Pydra is a distributed computing or cluster computing framework for Python. Pydra seeks to provide a solution that is easier to deploy, manage, use than existing projects. This is on top of providing standard features such as fault tolerance.
Pydra was born out of a necessity. Other projects being developed by the Open Source Lab required a large amount of processing. Rather than implementing parallelism specific to our application, we chose to build a generic distributed computing framework with the features missing in other solutions. We see Pydra as a useful tool for future projects at the lab.
Management and Security First
A cluster is an inherently unstable and insecure application. As more hardware is added, the chance for failure increases. A distributed computing cluster is by definition provides remote code execution. For these reasons management and security were top priorities from the very beginning. There are several solutions for parallel computing within python, but none include these features.
Pydra will provide a management interface to control every aspect of the cluster. It will allow you to configure the cluster, monitor its health, and in some cases recover from failures. It will also allow you to manage the task queue, and track task progress. Some of these features have already been implemented, the rest are high up on the roadmap.
Security within Pydra extends beyond a simple password. Even when hashed, a password offers little security. Sniffing the hashed password is all that is required to bypass the authentication. Instead Pydra uses encryption key pairs within a handshake to ensure connections within the cluster are extremely secure. Even if an intruder is able to view traffic within the cluster, they will be unable to obtain login credentials.

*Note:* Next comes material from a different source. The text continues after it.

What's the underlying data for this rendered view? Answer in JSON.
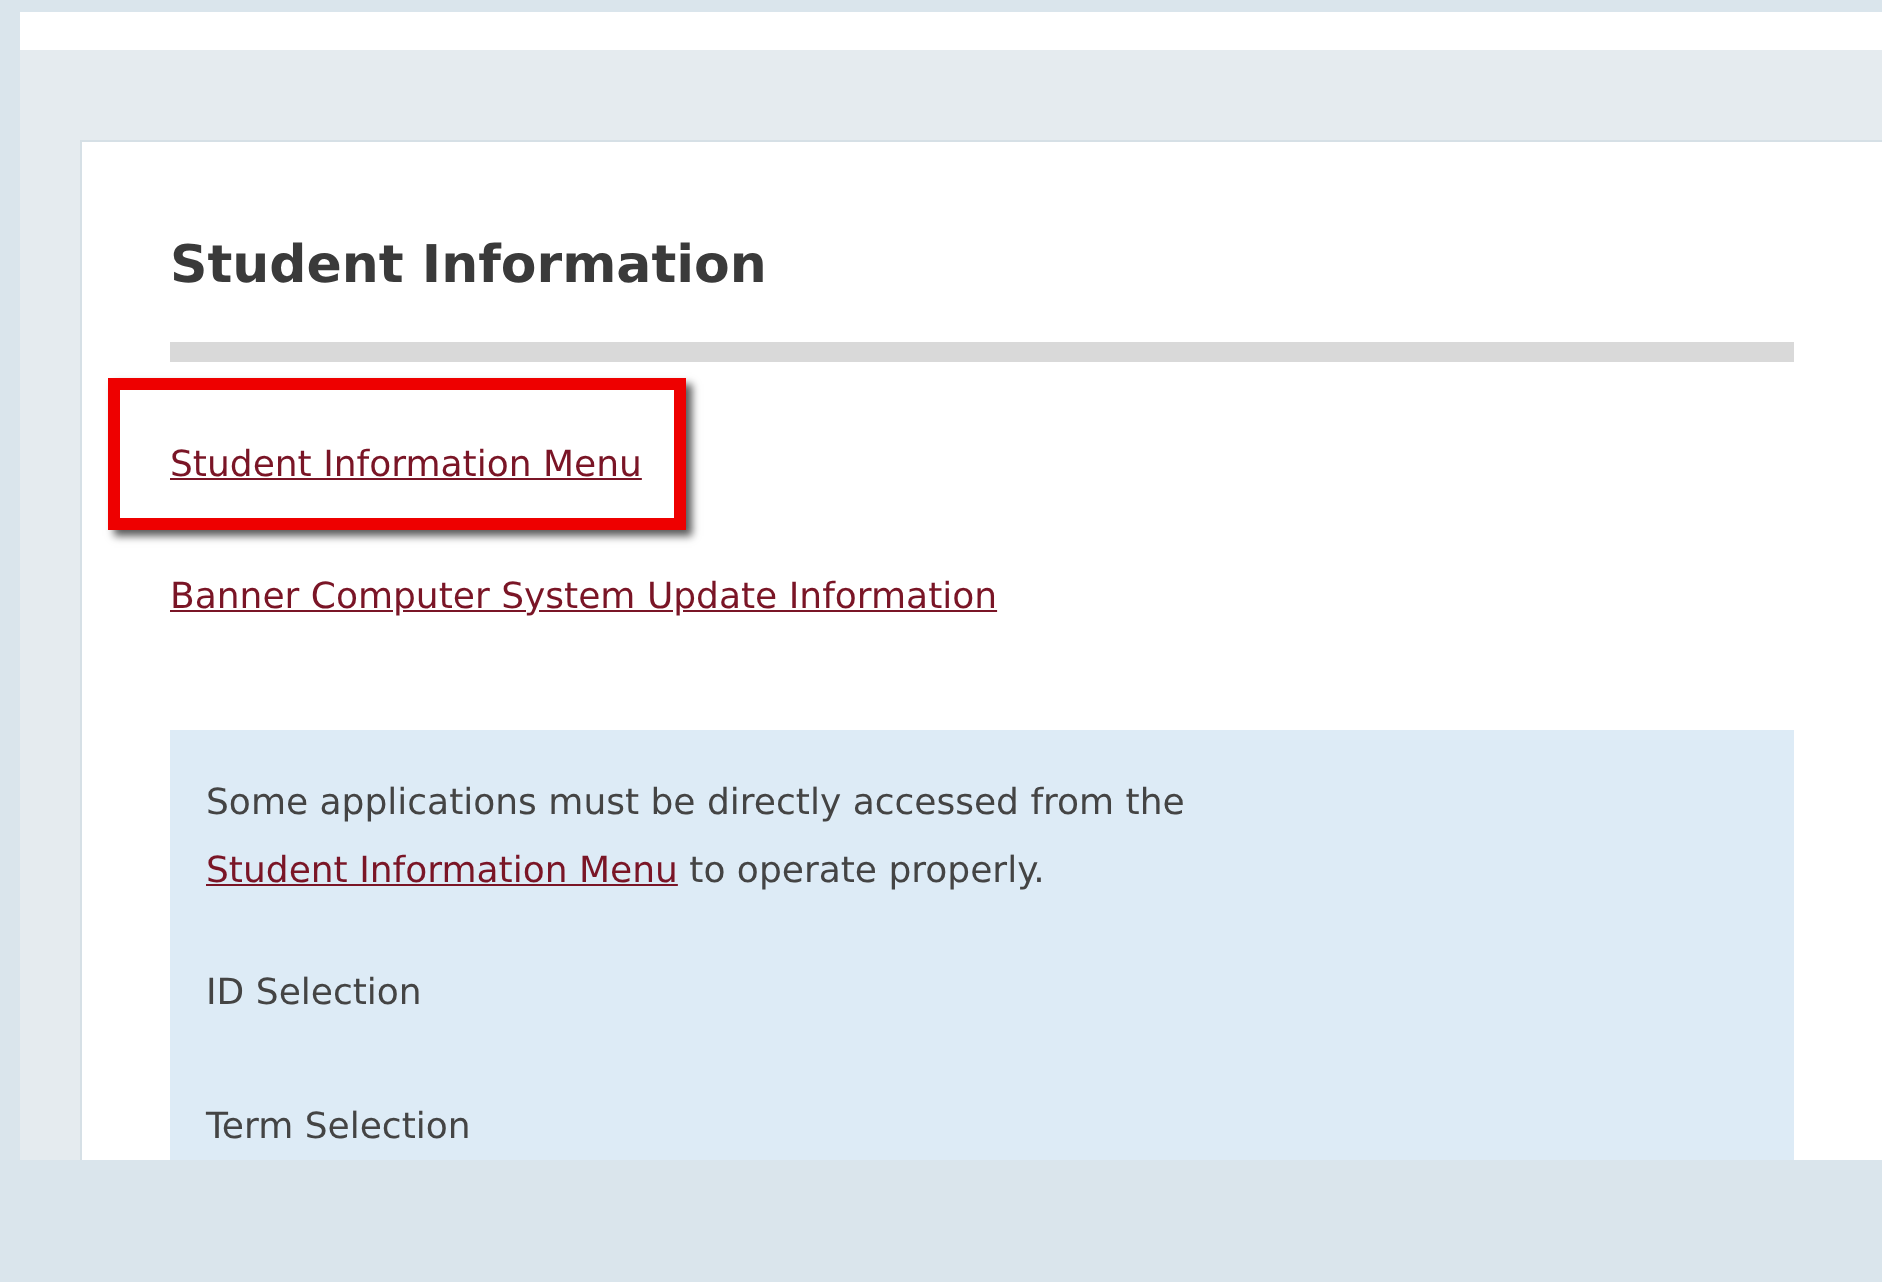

Job Oriented Programming
Pydra uses a Job or Task oriented programming model. users can write tasks that logically encompass any task they need to perform with a predefined set of base classes and containers. The base classes include the ability to write both sequential and parallel processes as Tasks, and any combination therein.
A MapReduce base class will also be included by 1.0. The task framework is a more generic form of MapReduce and this style of task can be written already. The MapReduce base class will just simplify the process.
Pydra makes use of other APIs where possible. I’d like development to be as abstracted from underlying technologies as much as possible. We’d like to use the best tool for the job, and that may change over time. RPC and distributed computing is a hot topic right now and there are some relatively new projects such as the recent multiprocessing module added in python 2.6.
- Python 2.5 is used for now, until dependencies are upgraded to python 2.6/3.0. We are watching the time-lines closely.
- Twisted is used for all of the Remote Procedure Calls (RPC) and networking. Twisted was chosen because it is a mature, well written API that has good cross platform support. It also was works well for fault tolerance and security.
- Django is used for the management interface as well as Object Relational Mapping(ORM) tool.
Pydra is still in its infancy, though much of the application has at least basic functionality. Clusters can be configured and tasks run on them, but there is still a lot of work to do. The task tracker contains a more detailed roadmap and version release plan.
I would like to have a usable beta by the end of the summer and a 1.0 release in late fall / early December. Its ambitious but we’ll hopefully have a summer of code student working on the project, potentially a student intern, and myself. We’d love to have anyone from the community help out. Contact peter(at)osuosl.org if you are interested in the project.